Applications of derivatives: rate of change of bodies, increasing/decreasing functions, tangents and normal, use of derivatives in approximation, maxima and minima (first derivative test motivated geometrically and second derivative test is given as a provable tool)

To solve practical problems such as engineering optimization, the greatest challenge is often to convert the word problem into a mathematical optimization problem—by setting up the function that is to be maximized or minimized. Similarly, we can also find the rate of change of a body using differentiation.

Recall that dy/dx is positive if y increases as x increases and is negative if y decreases as x increases.Also, the slope of the tangent of a curve f(x) can be found out by deriving the function of the curve at the given point. Because the normal line is perpendicular to the curve f(x) at a given point, the gradient of the normal is -1/f’(x).

Example: A ship can reach its top speed in 5 minutes.During that time its distance from the start can be calculated using the formula D = t + 50t 2 where t is the time in seconds and D is measured in metres. How fast is it accelerating?

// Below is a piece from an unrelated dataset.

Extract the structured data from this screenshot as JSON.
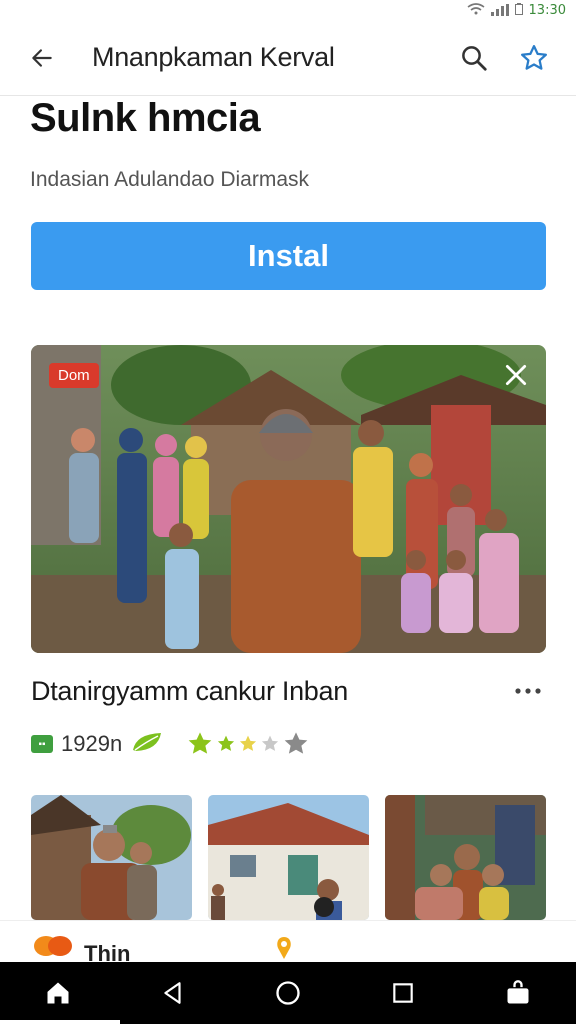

Speed, v m/s, is the rate of change of distance with respect to time.

Acceleration, a m/s 2 , is the rate of change of speed with respect to time or second derivative of distance with respect to time.

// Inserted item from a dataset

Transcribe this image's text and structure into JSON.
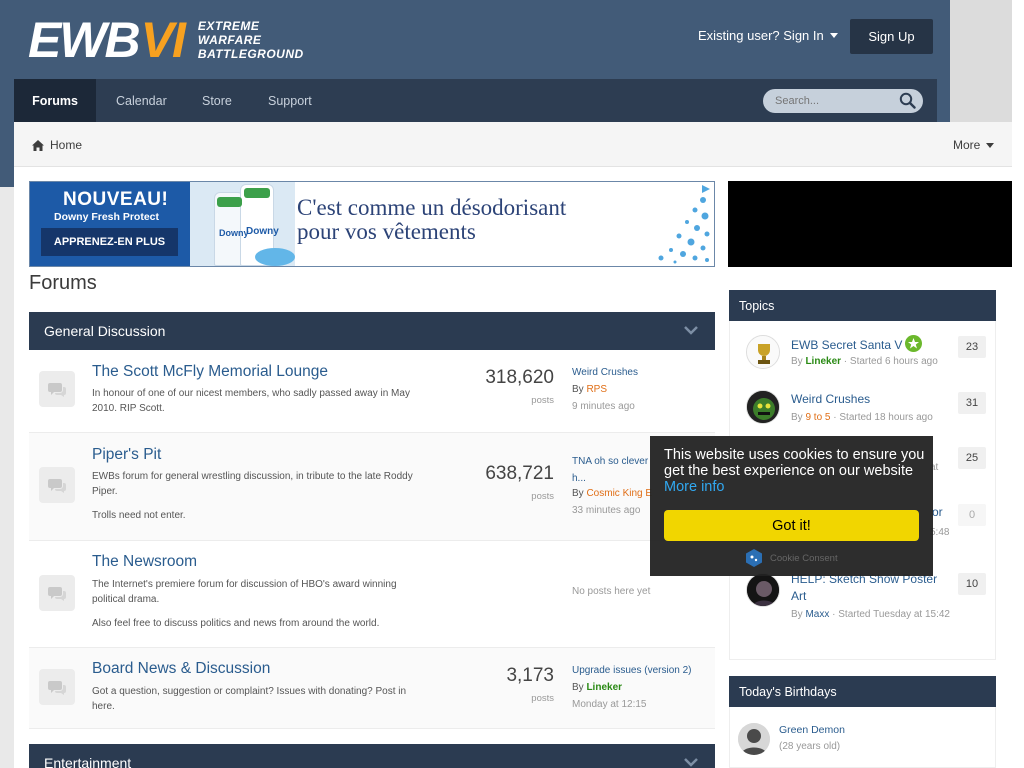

Now consider the graph below:

The signs indicate where the gradient of the curve is =, – or 0. In each case:

A function is strictly increasing in a region where f´(x) > 0. A function is strictly increasing in a region where f´(x) < 0. A function is stationary where f´(x) = 0

Identify where the function is (i) increasing (ii) decreasing (iii) stationery

Solution: f’(x) = 6x 2 – 6x – 12

A sketch of the derivative shows us that

When a function is defined on a closed interval, axb, then it must have a maximum and a minimum value in that interval.

These values can be found either at

• a stationary point [where f´(x) = 0]

• an end-point of the closed interval. [f(a) and f(b)]

All you need do is find these values and pick out the greatest and least values.

Example: A manufacturer is making a can for holding 250 ml of juice.The cost of the can is dependent on its radius, x cm.For practical reasons, the radius must be between 2.5 cm and 4.5 cm.The cost can be calculated from the formula

Calculate the maximum and minimum values of the cost function.

which equals zero at stationary points.

  • (3x– 1)(x – 3) = 0
  • x = 1 /3 or x = 3
  • Working to 1 d.p.
  • f( 1 /3) = 15.5
  • f(3) = 6
  • f(2.5) = 6.9
  • f(4·5) = 18.4
  • By inspection fmax = 18.4 (when x = 4.5) and fmin = 6 (when x = 3).

Let f : D → R, D ⊂R, be a given function and let y = f (x). Let ∆x denote a small increment in x. Recall that the increment in y is corresponding to the increase in x, denoted by ∆y, is given by ∆y = f (x + ∆x) – f (x). We define the following:

  • The differential of x, denoted by dx, is defined by dx = ∆x.
  • The differential of y, denoted by dy, is defined by dy = f′( x) dx

In case dx = ∆x is relatively small when compared with x, and for y, we denote dy ≈ ∆y.


Watch the video: Εισαγωγή στο Ορισμένο Ολοκλήρωμα (December 2021).